Finally, we made a similar comparison between the mouse joint microarray gene lists and a list of 260 genes found to be ≥2-fold differentially expressed between inflamed and uninflamed biopsy specimens of human synovial tissue obtained from subjects undergoing meniscectomy for meniscal injuries (12). A total of 30 genes were present in both the synovial gene list and the mouse joint lists, with expression of 8 genes regulated in the same direction in synovium and the lists of genes differentially regulated in DMM-operated and sham-operated mice (see Supplementary Table 2, available on the Arthritis & Rheumatism Web site at http://onlinelibrary.wiley.com/journal/10.1002/(ISSN)1529-0131). One of those was the gene for CCL21, which our immunohistochemical staining showed to be present in articular cartilage, suggesting that this gene is up-regulated in more than one tissue in joints with meniscal damage. The comparison of genes regulated in the same direction between the sham-operated joints of old–young mice and the human synovial samples showed 20 genes in common, demonstrating that a significant number of genes that are up-regulated with age in the joint are also found in inflamed synovia from meniscal injuries. This included the gene for IL-7R, which our group had previously shown to be expressed by human chondrocytes (44).

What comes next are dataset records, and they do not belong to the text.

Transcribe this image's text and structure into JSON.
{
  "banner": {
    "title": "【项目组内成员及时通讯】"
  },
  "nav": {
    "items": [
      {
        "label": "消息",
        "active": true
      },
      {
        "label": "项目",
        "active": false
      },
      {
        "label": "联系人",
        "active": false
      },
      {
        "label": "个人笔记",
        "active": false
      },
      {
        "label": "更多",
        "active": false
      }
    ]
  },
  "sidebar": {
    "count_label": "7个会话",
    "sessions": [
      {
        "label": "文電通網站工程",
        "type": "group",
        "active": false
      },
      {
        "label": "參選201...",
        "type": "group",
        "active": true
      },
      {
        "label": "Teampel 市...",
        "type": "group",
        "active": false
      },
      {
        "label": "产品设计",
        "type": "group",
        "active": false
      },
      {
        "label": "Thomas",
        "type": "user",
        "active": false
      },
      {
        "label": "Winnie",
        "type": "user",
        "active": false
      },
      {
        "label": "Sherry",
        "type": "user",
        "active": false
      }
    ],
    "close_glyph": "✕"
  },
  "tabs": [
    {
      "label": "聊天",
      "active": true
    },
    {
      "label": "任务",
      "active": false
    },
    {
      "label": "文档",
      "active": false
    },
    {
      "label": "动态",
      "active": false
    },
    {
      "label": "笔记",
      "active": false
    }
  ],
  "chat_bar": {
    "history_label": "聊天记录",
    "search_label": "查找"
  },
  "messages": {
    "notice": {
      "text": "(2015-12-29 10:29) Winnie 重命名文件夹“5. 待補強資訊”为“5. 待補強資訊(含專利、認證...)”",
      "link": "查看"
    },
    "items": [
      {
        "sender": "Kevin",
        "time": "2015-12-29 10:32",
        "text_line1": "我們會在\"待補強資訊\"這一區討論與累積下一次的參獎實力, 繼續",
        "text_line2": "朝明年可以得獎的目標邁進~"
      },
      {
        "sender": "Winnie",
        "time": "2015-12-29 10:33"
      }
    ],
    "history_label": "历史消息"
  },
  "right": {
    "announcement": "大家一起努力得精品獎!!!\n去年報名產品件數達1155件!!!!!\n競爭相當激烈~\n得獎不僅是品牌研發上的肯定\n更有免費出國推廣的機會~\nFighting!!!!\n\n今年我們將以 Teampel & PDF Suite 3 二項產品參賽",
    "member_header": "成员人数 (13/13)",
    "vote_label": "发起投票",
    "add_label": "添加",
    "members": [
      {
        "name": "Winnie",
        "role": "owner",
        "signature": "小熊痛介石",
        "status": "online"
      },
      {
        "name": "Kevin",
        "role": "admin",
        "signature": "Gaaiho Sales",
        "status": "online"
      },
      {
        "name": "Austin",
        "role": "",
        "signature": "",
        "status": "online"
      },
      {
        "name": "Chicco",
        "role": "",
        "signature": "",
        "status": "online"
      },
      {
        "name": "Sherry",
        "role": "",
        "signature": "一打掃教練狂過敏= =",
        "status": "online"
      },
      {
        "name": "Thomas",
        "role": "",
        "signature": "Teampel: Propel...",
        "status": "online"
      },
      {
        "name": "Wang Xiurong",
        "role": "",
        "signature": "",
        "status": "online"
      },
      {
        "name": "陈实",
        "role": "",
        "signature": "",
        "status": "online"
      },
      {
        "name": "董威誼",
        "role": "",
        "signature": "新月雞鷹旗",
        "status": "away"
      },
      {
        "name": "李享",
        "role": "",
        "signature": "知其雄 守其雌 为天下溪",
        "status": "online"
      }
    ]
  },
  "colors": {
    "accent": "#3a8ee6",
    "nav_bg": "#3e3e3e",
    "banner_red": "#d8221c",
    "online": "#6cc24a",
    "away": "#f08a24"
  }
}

In summary, the analysis of gene expression in joint tissues in a meniscal injury model of OA found OA-related genes that had been previously reported in other animal models and in human OA, but also revealed novel genes and pathways that could be important in the OA process. The results also demonstrated clear age-related transcriptional differences in both the sham-operated control joints and the DMM-operated joints. These findings demonstrate the importance of age when considering the results of animal model studies of OA. Most studies that have used transgenic mice to study the role of specific genes in OA have used animals at an age similar to that in our younger group. Genes and pathways important in the OA process may be missed if only young animals are used in such studies. Age at onset of joint injury clearly affects the way in which the cells within joint tissues respond. The older animals exhibited a very active response to joint injury, including the up-regulation of matrix genes, chemokines, and matrix-degrading enzymes, consistent with the concept that OA is not a degenerative disease but rather a condition that activates remodeling of joint tissues. Further studies of the differences in the transcriptional response between joints of younger and older mice should help elucidate the mechanisms underlying the contribution of age to the development of OA.